→ WHAT NEEDS TO BE DONE: Going through the entries below, find how many lines hold "title", then give that number alone.

→ EXERCISE MATERIAL:
• • • • • • •
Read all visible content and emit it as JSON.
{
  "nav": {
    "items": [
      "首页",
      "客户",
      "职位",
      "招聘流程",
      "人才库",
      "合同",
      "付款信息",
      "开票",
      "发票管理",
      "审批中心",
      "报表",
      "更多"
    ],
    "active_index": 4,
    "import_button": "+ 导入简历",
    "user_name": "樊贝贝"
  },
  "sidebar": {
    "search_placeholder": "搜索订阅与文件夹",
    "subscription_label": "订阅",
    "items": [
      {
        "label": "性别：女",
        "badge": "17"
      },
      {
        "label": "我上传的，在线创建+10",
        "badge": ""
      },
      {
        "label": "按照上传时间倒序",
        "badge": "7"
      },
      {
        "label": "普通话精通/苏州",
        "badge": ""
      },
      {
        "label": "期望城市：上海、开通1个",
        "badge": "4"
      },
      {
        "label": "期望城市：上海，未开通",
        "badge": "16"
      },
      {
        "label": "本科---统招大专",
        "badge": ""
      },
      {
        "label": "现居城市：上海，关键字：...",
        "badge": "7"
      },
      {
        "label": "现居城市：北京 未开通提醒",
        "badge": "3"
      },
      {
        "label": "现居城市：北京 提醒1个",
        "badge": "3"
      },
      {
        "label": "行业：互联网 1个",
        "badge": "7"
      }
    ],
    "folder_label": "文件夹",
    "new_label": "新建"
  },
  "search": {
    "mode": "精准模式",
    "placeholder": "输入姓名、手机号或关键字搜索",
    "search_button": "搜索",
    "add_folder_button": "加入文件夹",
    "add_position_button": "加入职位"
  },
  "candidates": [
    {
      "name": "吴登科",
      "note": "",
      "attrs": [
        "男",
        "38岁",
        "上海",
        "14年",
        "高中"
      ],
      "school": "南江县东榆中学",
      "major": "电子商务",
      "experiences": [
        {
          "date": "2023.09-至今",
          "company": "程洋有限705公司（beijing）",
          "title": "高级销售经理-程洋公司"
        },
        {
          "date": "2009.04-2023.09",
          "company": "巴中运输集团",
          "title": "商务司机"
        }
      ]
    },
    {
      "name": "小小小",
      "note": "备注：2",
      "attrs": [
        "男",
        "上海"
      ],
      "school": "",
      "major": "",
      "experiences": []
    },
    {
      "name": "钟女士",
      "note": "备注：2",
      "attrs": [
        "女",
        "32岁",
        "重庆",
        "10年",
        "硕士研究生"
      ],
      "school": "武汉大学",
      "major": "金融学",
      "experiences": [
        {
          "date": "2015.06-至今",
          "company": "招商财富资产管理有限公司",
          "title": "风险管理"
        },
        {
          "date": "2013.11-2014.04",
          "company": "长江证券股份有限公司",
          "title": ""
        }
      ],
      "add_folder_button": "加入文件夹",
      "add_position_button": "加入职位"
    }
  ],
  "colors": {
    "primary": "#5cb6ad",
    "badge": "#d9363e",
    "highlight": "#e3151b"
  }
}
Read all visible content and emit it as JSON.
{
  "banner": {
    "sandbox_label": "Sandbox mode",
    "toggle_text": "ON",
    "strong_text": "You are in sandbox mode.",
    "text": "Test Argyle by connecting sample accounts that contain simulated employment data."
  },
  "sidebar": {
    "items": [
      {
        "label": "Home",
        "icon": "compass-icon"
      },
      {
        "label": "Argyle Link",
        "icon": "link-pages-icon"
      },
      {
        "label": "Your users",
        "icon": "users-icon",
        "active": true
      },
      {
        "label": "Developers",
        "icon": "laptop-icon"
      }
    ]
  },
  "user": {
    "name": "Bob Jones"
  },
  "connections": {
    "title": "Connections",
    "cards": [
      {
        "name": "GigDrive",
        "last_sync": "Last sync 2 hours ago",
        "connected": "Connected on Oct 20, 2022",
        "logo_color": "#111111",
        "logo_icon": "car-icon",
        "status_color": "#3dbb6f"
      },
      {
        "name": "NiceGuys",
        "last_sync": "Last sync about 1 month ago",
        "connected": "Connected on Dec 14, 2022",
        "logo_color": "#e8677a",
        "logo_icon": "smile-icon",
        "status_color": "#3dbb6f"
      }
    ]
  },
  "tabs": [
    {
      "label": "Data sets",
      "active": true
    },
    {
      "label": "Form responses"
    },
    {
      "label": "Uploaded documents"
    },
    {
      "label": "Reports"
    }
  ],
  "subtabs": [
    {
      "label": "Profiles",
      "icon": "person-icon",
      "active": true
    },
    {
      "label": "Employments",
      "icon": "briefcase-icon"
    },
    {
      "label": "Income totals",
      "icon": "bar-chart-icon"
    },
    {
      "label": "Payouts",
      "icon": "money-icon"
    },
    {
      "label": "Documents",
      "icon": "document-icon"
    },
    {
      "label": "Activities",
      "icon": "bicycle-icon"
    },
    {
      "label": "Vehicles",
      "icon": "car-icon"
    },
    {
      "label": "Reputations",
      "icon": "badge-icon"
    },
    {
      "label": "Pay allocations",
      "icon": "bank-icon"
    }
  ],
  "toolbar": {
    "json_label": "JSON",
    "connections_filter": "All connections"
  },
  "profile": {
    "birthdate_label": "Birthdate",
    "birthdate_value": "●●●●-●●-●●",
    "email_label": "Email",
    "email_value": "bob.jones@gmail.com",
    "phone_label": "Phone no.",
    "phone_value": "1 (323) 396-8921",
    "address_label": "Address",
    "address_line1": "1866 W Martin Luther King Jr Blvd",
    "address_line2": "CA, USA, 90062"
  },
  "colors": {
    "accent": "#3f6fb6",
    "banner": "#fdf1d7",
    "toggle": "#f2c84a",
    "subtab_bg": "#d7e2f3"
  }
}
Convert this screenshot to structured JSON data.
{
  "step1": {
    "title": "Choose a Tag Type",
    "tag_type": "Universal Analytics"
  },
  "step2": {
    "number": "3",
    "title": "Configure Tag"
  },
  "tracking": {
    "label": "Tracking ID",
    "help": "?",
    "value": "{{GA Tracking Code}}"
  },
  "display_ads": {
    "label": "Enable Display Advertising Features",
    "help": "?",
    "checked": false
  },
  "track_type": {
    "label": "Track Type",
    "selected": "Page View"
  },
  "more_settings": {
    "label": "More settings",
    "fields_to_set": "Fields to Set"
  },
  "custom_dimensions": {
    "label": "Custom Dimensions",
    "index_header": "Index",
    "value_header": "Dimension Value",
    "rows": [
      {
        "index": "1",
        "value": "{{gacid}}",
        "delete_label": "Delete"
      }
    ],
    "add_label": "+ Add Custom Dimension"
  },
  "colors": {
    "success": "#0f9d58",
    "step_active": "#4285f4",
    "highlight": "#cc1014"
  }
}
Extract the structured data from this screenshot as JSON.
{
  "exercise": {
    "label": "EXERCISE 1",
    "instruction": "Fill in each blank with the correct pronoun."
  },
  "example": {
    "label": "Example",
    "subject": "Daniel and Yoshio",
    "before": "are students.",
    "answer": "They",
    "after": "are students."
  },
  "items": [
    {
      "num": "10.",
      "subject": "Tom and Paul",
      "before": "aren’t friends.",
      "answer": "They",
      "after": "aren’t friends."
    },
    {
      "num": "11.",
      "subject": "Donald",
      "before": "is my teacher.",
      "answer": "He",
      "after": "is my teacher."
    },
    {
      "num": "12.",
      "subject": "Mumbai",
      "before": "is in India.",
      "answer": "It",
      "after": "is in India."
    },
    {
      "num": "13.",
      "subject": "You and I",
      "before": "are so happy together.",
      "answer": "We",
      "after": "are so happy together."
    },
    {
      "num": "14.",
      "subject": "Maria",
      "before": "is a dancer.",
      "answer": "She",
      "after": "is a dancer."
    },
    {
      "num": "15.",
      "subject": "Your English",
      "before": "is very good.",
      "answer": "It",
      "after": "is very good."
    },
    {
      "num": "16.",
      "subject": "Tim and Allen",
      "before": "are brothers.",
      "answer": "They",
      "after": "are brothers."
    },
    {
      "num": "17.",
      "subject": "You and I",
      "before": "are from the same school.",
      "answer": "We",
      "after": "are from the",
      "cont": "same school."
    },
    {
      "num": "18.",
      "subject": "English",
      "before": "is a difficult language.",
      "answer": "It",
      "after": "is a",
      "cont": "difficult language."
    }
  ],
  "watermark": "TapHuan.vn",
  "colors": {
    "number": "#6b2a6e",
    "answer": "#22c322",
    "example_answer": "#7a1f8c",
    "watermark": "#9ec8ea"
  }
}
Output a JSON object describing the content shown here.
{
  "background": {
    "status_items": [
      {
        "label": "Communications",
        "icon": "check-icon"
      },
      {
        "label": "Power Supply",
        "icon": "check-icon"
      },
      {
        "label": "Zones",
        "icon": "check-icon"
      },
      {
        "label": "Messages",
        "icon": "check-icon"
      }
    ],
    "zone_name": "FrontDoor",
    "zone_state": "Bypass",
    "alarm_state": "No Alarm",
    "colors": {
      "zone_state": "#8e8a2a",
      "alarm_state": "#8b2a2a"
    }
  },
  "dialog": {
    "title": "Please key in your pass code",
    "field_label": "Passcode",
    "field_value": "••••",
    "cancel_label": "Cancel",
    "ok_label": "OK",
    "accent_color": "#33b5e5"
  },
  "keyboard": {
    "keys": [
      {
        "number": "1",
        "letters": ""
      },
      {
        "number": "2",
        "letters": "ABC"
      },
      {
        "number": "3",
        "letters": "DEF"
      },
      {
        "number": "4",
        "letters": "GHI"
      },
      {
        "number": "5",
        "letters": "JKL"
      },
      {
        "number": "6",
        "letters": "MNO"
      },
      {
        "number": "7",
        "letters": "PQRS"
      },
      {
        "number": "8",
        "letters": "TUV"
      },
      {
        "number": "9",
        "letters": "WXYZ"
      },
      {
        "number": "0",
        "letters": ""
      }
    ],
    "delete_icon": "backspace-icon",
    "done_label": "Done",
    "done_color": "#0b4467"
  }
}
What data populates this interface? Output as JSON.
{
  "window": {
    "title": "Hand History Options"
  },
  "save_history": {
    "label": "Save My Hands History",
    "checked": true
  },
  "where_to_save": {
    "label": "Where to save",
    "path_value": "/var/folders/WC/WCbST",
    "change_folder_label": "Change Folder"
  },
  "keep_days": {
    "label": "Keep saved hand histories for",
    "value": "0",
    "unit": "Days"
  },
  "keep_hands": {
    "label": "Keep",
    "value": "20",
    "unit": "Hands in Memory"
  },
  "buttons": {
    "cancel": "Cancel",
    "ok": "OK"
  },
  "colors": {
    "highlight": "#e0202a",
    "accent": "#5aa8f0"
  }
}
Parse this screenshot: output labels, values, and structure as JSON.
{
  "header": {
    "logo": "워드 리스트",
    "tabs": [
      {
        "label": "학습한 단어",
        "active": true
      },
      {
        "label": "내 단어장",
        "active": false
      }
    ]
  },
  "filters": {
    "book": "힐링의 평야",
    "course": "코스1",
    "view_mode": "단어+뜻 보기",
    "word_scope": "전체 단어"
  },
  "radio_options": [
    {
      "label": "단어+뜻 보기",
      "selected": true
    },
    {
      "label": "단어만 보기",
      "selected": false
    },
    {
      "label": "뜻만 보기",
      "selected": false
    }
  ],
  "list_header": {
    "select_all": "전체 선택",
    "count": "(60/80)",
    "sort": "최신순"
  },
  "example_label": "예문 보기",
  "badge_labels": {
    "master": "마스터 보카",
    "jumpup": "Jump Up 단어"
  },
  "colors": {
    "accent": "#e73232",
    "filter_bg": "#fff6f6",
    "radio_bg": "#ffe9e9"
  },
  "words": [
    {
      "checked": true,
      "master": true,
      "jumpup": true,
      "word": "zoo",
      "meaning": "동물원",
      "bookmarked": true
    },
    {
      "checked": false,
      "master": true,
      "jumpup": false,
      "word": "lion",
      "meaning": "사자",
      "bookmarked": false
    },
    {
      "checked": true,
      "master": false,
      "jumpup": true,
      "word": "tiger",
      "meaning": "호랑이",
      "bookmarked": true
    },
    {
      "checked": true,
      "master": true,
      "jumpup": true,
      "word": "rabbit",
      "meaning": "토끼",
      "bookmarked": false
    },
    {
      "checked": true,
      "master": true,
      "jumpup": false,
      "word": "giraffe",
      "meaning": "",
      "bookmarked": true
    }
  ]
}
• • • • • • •
→ RESULT OF THE EXERCISE: 9